After the longest partial-government shutdown in U.S. history, Congress came to a compromise on February 14 on funding the entire federal government for the remainder of fiscal year (FY) 2019, which began on October 1, 2018. The omnibus spending package contains 7 individual appropriations bills, including the Agriculture; Commerce, Justice, Science; Interior and Environment; Homeland Security; Financial Services and General Government; State and Foreign Operations; and Transportation and Housing and Urban Development appropriations bills. On February 15, President Trump signed the bill into law, closing a painful chapter and officially kicking off work on FY 2020 funding.
The final package includes necessary increases for many programs important to the social and behavioral sciences including the National Science Foundation and the Census Bureau.
The Trump Administration will soon release its budget request for FY 2020. While the budget will have very little bearing on the funding debates in Congress, it will provide valuable insight into the science policy and funding priorities of the Administration. At the end of the day, the Congress holds the power of the purse and decides the level of taxpayer support for research.

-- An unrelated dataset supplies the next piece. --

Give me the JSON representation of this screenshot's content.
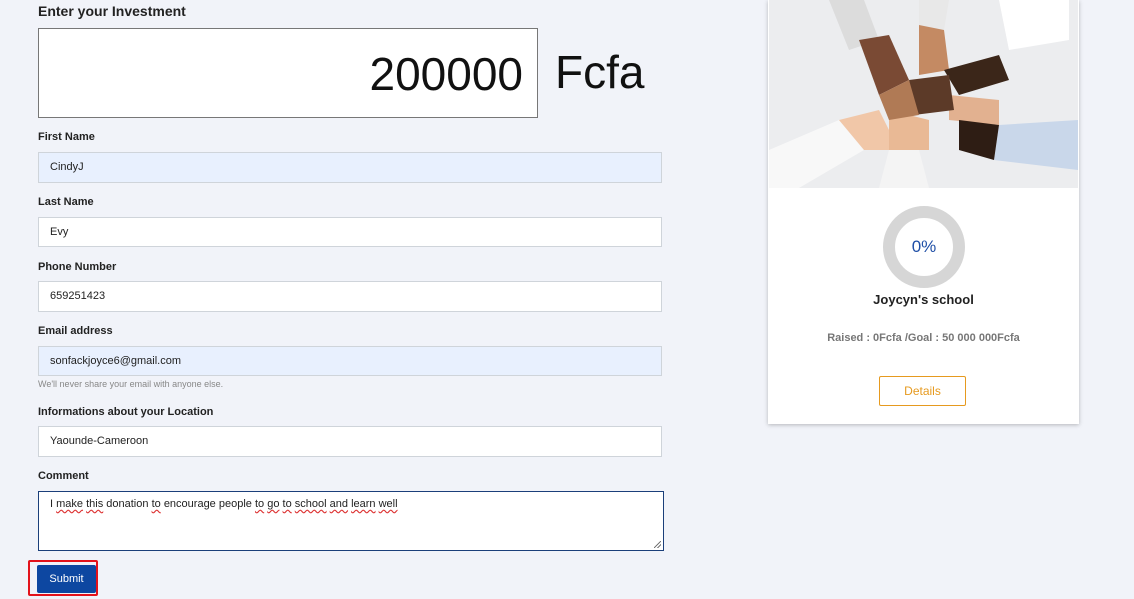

Read on for COSSA’s analysis of final FY 2019 funding for the National Science Foundation, Census Bureau, Economic Research Service, National Agricultural Statistics Service, National Institute of Food and Agriculture, Bureau of Justice Statistics, and National Institute of Justice.